Thursday, August 12, 1999 Published at 14:27 GMT 15:27 UK
Troubled past of Africa's first republic
Liberia has been returning to normality after years of civil war
By BBC News Online's David Stead
For much of the last 20 years Liberia has been one of the most unstable countries in Africa.
Plagued since the early 1980s by coup attempts and later by civil conflict its economic assets were squandered and rival ethnic fighters outdid each other in brutal savagery.
But two years ago, when Charles Taylor was elected President and included former rivals in his administration, it seemed better times were ahead.
Liberia has always prided itself on being the first independent republic in Africa - it shares with Ethiopia the distinction of being the only African state not to be directly colonised.
Its once flourishing economy relied on exports of rubber, coffee and cocoa and it also has important iron ore, diamond and gold mines.
But much of the country's wealth was plundered during the years of fighting and the government is struggling to regain economic stability.

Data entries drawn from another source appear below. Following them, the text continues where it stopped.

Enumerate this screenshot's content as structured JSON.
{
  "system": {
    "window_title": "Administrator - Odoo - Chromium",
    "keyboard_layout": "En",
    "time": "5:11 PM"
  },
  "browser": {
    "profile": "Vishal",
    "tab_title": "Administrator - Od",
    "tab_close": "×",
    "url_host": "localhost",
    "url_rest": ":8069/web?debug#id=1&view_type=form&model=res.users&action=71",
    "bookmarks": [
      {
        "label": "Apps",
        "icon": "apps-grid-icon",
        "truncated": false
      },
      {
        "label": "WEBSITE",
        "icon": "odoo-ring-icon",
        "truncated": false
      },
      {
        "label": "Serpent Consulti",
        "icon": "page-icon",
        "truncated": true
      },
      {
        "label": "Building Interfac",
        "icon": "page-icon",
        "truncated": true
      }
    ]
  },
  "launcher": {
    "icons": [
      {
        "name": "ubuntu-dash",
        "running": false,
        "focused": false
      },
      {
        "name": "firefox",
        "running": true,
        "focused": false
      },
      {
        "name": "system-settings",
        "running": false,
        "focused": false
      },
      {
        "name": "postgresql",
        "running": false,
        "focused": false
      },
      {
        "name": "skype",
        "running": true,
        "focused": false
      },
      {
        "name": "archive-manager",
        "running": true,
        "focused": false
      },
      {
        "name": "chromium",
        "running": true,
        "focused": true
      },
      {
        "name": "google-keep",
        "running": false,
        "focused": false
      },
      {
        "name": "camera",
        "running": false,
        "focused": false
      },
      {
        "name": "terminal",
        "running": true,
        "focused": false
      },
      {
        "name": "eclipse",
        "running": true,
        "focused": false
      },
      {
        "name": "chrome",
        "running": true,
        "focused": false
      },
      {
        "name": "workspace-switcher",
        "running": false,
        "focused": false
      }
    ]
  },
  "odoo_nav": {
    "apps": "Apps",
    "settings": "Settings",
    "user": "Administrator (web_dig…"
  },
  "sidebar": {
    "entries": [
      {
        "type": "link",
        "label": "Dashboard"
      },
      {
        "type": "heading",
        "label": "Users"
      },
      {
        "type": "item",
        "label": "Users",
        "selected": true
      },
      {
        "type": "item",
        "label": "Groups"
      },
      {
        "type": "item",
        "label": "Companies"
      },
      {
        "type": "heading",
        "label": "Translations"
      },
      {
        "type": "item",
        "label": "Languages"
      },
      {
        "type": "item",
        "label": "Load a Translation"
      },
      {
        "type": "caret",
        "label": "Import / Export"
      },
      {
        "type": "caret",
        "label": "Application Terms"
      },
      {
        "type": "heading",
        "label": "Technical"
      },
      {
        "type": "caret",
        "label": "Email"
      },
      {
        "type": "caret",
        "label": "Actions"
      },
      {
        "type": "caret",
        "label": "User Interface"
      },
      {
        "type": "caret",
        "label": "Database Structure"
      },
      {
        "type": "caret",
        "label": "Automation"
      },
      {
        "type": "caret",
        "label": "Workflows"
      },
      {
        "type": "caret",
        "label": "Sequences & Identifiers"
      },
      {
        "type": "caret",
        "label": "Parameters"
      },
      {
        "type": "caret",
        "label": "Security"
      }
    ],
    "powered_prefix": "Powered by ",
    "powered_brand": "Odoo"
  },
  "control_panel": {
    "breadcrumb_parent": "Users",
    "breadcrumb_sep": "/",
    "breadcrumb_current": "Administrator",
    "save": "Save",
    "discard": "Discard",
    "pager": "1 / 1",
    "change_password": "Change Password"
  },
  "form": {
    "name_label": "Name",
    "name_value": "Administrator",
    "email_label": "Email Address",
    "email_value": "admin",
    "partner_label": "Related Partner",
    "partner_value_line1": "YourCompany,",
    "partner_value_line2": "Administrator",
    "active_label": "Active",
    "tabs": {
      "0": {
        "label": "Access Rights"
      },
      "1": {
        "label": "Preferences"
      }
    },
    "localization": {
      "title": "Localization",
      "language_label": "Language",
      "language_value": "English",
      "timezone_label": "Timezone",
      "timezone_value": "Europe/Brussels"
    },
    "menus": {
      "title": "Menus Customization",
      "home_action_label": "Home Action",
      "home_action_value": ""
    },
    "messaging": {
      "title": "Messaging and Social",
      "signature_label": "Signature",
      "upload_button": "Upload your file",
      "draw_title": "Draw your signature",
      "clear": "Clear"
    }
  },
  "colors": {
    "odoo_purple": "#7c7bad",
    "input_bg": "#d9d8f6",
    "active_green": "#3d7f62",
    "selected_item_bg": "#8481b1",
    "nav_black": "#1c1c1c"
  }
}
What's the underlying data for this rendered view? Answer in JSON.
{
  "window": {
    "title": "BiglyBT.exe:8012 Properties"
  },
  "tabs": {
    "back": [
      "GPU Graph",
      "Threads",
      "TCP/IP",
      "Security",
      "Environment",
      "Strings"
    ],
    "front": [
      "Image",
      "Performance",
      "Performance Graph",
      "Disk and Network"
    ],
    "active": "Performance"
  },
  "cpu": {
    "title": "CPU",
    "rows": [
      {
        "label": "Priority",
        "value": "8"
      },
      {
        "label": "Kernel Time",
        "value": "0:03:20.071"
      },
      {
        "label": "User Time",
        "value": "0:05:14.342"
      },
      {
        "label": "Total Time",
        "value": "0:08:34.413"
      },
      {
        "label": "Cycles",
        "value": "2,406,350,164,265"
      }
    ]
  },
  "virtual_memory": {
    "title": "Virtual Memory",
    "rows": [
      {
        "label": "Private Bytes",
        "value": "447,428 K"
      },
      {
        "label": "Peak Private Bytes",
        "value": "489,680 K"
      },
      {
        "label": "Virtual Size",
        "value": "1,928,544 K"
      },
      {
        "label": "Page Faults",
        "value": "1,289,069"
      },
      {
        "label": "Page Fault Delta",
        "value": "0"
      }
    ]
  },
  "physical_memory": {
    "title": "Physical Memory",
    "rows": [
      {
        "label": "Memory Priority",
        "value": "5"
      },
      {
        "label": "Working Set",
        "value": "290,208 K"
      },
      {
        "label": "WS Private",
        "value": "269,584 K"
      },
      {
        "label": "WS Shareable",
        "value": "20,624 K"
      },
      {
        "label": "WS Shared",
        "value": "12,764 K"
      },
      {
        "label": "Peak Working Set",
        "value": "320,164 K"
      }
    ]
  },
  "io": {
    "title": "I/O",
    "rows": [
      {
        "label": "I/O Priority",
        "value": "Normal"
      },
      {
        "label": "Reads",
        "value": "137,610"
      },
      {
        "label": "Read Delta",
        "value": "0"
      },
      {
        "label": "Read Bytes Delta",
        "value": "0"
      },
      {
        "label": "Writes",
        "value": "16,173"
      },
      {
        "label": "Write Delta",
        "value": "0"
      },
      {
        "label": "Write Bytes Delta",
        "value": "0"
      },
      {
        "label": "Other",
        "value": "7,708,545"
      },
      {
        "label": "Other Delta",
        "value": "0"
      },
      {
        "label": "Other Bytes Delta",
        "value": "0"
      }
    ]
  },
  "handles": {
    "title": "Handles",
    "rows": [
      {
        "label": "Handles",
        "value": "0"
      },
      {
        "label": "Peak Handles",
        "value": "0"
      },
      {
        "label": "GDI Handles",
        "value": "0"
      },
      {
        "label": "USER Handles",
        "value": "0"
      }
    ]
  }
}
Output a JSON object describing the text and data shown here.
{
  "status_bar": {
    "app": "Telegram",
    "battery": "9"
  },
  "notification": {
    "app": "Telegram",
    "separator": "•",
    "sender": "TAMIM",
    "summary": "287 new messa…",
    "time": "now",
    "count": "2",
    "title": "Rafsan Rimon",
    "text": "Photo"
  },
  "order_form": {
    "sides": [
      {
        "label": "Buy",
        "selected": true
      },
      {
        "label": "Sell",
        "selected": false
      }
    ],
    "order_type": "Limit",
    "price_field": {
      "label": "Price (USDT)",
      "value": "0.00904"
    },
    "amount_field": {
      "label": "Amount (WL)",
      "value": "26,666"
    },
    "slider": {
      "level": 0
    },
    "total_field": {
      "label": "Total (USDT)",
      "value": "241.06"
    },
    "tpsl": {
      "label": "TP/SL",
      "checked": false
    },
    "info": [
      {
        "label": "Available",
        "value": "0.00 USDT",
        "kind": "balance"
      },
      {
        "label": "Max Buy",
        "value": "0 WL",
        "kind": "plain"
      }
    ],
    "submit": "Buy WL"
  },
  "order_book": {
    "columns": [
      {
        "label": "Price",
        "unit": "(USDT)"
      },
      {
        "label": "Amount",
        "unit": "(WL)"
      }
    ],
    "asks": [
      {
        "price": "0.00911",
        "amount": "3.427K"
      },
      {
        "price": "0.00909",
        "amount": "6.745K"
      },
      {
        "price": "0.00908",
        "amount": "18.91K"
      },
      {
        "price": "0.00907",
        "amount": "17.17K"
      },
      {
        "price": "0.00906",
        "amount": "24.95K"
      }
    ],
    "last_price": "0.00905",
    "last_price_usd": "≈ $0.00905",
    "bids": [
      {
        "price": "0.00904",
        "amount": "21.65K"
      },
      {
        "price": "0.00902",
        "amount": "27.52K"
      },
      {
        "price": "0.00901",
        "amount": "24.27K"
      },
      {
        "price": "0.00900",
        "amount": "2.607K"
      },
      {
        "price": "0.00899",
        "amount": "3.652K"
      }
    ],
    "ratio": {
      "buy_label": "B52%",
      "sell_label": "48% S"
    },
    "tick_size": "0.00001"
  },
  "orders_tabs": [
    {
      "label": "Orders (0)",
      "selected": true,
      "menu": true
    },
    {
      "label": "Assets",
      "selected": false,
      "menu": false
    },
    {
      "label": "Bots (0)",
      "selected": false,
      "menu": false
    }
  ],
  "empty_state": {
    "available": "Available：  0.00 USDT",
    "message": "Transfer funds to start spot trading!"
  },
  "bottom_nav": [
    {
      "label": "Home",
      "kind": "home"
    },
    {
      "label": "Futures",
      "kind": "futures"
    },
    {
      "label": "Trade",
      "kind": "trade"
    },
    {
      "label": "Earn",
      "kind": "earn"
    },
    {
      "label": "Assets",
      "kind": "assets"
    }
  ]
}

The settlers formed an Americo-Liberian elite which dominated the country through the long presidencies of William Tubman and William Tolbert.
The wide disparity between the wealthy coastal elites and the rest of the population created civil disunity sparking a military coup led by a member of the Krahn ethnic group, Master Sergeant Samuel Doe in 1980.
President Tolbert was killed and 16 of his senior officials were publicly executed.
Doe promised a return to civilian rule and won a disputed election in 1985, however, he failed to win international acceptance and faced internal insecurity.
On Christmas Eve, 1989, Charles Taylor and his National Patriotic Front of Liberia (NPFL) began a rebel assault from the north-eastern province of Nimba - reaching Monrovia by September 1990.
Three armed groups competed for Monrovia - the NPFL, a breakaway group led by Prince Yormie Johnson and the Armed Forces of Liberia - AFL - remnants of Doe's army.
It was Prince Johnson's forces which captured Doe, and savagely hacked him to death.
From 1990 onwards there was an escalation of war in Liberia, with new rebel groups establishing powerbases throughout the country.
An African peace-keeping force - ECOMOG - of mainly Nigerian soldiers secured Monrovia and made it a relatively safe haven for civilians but rebel groups continued to control wide swathes of land outside the capital.
Charles Taylor established a rival administration in the central town of Gbarnga, complete with its own currency.
New rebel groups
Continued efforts at establishing peace and re-uniting the country failed and a new rebel movement, the United Liberation Movement of Liberia - ULIMO emerged to challenge the NPFL.
The movement later split into two - ULIMO J - led by Roosevelt Johnson, which was mainly Krahn and ULIMO K, led by Alhaji Kromah, which was principally Mandingo.
By 1993 another armed faction had emerged - the Liberia Peace Council (LPC) which battled the NPFL in south-eastern Liberia.
Against a background of painfully slow negotiations and numerous attempts to reach some kind of power-sharing agreement atrocities continued on all sides. Each step towards peace seemed to reach an impasse resulting in renewed conflict.
In April 1996, fighting erupted in central Monrovia and 40 Lebanese and 25 Nigerians were seized as US warships headed for the region
Although hostilities continued the ceasefire generally held and rebel fighters slowly began to disarm, returning to Monrovia after years in the bush.
After many last minute hitches on 19 July 1997 Liberia finally went to the polls - with Charles Taylor securing an outright victory.
Shortly after his inaugeration, President Taylor accused ULIMO-K of re-assembling in Sierra Leone with the aim of destabilising his government.
Monrovia, after several troubled years, is now essentially calm, but the government still has much to do to make Liberia an economically effective and politically stable nation.
The porous borders of troubled west African countries, populated by displaced people and disgruntled former rebels are likely to prove a source of ferment for the forseeable future.